Ghassan Zeineddine was born in Washington, D.C., and raised in the Middle East. He is an Assistant Professor of Creative Writing at Oberlin College, and co-editor of the creative nonfiction anthology Hadha Baladuna: Arab American Narratives of Boundary and Belonging. He lives with his wife and two daughters in Ohio.


  • The stories in Dearborn—by turns hilarious and heartbreaking, astute and absurd—capture such a vital, underspoken aspect of the Arab-American experience, that sense of being not quite from the place you love and not quite loved by the place you’re from. Ghassan Zeineddine has a talent for those very small details of Arab life in a place like Dearborn—the generational fatalism, the converted garage living room, the unlikely mash-up of cuisines at the neighborhood restaurant. These are wonderful stories from an exciting new name in Arab-American literature.

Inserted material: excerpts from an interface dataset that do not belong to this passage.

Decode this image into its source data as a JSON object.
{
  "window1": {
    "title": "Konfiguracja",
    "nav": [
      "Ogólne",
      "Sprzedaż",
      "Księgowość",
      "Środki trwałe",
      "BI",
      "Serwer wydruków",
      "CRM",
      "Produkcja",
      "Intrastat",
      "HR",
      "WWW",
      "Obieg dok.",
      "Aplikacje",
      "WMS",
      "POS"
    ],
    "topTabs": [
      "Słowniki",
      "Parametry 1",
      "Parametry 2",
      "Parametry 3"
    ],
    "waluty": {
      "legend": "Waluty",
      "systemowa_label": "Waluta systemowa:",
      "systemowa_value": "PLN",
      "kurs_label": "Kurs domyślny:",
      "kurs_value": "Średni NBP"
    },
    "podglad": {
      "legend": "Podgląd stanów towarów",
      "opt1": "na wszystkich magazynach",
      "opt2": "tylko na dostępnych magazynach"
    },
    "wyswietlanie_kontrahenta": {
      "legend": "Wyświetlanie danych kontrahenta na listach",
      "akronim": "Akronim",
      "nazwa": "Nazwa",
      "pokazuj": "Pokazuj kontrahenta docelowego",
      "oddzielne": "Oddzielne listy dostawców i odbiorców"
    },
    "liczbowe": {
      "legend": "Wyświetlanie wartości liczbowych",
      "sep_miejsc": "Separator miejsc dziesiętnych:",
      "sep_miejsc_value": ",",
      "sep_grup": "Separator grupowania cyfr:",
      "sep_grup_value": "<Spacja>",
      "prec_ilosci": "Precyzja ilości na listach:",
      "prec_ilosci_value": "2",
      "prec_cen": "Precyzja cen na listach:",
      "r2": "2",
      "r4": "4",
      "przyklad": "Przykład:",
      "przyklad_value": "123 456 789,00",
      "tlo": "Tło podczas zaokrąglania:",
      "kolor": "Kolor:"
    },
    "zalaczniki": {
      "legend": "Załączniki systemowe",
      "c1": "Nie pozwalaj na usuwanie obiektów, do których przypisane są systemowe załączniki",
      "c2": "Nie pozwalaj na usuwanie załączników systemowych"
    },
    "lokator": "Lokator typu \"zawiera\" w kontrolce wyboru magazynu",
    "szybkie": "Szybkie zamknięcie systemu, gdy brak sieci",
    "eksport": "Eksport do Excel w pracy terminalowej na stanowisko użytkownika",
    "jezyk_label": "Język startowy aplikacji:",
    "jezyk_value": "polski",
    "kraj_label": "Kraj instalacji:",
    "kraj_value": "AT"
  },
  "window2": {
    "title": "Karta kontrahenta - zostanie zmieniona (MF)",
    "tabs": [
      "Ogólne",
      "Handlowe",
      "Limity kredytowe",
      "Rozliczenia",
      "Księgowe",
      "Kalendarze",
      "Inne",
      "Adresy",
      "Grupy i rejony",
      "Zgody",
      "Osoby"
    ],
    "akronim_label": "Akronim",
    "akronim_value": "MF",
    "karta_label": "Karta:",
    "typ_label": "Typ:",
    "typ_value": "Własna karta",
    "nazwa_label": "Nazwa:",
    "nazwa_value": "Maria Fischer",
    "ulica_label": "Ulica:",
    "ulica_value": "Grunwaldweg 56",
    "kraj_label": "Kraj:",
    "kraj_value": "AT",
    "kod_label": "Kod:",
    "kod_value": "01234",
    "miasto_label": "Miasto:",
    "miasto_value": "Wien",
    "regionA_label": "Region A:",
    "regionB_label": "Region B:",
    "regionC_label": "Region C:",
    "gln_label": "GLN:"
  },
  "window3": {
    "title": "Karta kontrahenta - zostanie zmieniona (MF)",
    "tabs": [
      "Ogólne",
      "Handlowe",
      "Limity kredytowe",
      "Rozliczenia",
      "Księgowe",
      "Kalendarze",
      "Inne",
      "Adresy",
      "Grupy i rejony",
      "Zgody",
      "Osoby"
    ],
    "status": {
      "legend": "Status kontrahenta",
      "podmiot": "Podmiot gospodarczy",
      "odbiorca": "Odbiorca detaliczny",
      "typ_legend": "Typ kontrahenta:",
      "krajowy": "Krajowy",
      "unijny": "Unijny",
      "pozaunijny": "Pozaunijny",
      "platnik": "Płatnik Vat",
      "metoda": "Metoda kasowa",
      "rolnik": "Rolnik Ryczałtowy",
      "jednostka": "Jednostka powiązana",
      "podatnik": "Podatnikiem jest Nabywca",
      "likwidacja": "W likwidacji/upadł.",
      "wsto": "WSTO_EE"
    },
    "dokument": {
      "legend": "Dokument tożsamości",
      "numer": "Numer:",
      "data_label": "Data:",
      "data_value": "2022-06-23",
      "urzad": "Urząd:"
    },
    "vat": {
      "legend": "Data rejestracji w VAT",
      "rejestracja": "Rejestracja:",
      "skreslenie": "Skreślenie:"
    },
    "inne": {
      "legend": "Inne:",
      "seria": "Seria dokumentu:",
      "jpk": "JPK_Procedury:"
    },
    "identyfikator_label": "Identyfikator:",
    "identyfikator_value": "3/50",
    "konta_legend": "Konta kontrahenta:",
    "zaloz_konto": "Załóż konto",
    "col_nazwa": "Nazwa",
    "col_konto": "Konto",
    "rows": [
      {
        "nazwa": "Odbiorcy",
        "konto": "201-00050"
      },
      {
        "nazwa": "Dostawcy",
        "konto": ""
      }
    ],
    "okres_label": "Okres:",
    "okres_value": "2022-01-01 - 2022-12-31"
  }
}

    —Omar El Akkad, author of What Strange Paradise

  • Dearborn is one of the funniest, truest, and most heartfelt books I have ever read. Zeineddine writes with so much grace and understanding, so much love and compassion, so much mastery that these stories will become part of who you are.

    —Morgan Talty, bestselling author of Night of the Living Rez

  • These stories will stay with you for weeks and years after you’ve finished them, making you again laugh, wonder, and rage. Dearborn is masterful, gentle, wild, and full of heart.

    —Rivka Galchen, author of Everyone Knows Your Mother Is a Witch

  • At once urgent and timeless, the stories in Dearborn are searing and unflinching snapshots of an immigrant community struggling to carve out space for itself, to find home in unfamiliar territory. The unforgettable characters slash through stereotypes as they navigate heart-wrenching and absurd situations, all the while grappling with identity and intergenerational tensions. The world Zeineddine creates is filled with beauty, brutal realities, and humor. I couldn’t put it down.

    —Zaina Arafat, author of You Exist Too Much